I understand that a huge percentage of the questions they get are probably braindead wastes of their time (like "How do I retrieve my forgotten password?"), but is that an excuse for abdicating their customer service promises? I pay this outfit for a service. The home page of their website proudly (and, we now know, inaccurately) crows "Our service and support package includes free phone and email support." I was told about a hundred times during the sales process (usually in response to my questions about the relative priciness of their service) that superior customer service was part of the package. What a complete joke!

Since there was no way I was going to read a bunch of techno-babble or potentially spend $50 plus to get what I felt confident assuming would be a useless or only marginally useful answer (this isn't my first day), I decided instead to go after an answer to the problem from Possible Source #2 (aka Yahoo). Yahoo really has the promised free email support capability and so I sent an email. The answer - which, oddly in this online world, took almost 24 hours to show up - contained a standard paragraph acknowledging the failure to deliver "the service you paid for" and apologizing for causing inconvenience, and then asked me to take a screenshot of the error message (which I'd described in detail) and resubmit. It then included detailed instructions for taking said screenshot. (If I'd asked how to do that, I'd have been in business.) Again, don't they know how their system works? They have my entire life story in the account setup - can't they go into my account and recreate the problem for themselves? Why is this my responsibility?
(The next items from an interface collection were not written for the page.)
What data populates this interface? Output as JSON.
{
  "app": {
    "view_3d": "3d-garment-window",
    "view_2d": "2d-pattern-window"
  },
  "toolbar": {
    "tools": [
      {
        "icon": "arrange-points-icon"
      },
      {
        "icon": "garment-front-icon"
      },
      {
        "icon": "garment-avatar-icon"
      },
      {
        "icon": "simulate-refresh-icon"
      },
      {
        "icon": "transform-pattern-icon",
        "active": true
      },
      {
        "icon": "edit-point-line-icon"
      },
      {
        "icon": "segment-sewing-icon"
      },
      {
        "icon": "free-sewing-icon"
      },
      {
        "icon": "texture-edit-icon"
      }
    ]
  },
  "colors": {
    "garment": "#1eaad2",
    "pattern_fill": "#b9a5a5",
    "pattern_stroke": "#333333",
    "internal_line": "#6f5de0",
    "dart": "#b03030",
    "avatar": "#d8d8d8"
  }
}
I wasn't about to start taking screenshots and getting into another of those idiotic email loops. (I've had enough of that lately, as those of you who've read this know.) So I crisply responded with "Never mind. I've decided to switch to gmail." Absurdly, I got another response, another 24 hours later, that was IDENTICAL to the first except this one also had a sentence that said "Eagerly awaiting your response" - not more than a few lines above my "Never mind." I haven't responded to it on the assumption that "Eagerly awaiting" is as unlikely to be true as "working feverishly."

The upshot? Gmail seems to be working fine (bye bye, Yahoo) and when Possible Source #1 next wants money from me, I think I'll let them know that I assess a minimum $50 charge on all outgoing payments.

Sunday, June 3, 2007


It was cloudy here yesterday. That bright kind of cloudy that makes you reach for sunglasses if you get in the car even though there aren't shadows on the ground. The kind of cloudy that in the Midwest still counts as a nice day - no precipitation, not even grayness. But when you've gotten used to brilliant sunshine and a blue sky that is somehow both clear and deep (and the last time you saw clouds was nearly a month ago), yesterday's kind of cloudy puts you in mind of naps and casseroles and never upgrading what you threw on when you first got out of bed. I read a book cover to cover (On Beauty by Zadie Smith, which I'd been looking forward to because her first novel, White Teeth, was amazing and wonderful; this one, not so much), answered a couple emails, thought about and decided against researching some new stocks to trade, thought about and decided against ordering some stuff online, did a load of laundry, grazed the contents of the refrigerator, exchanged fewer than 250 desultory words with my husband, and watched Mermaids on HBO. Put me in mind of the Saturdays I sometimes had in Chicago on snowy December or rainy May days when the sky was dark and the dense clouds appeared to begin about 13 inches above your upstretched arm. Different clouds here, but the same reaction. It was great. Relaxing, refreshing, solitary, largely non-contributory - a nice retreat. And today? The sun is back and so am I.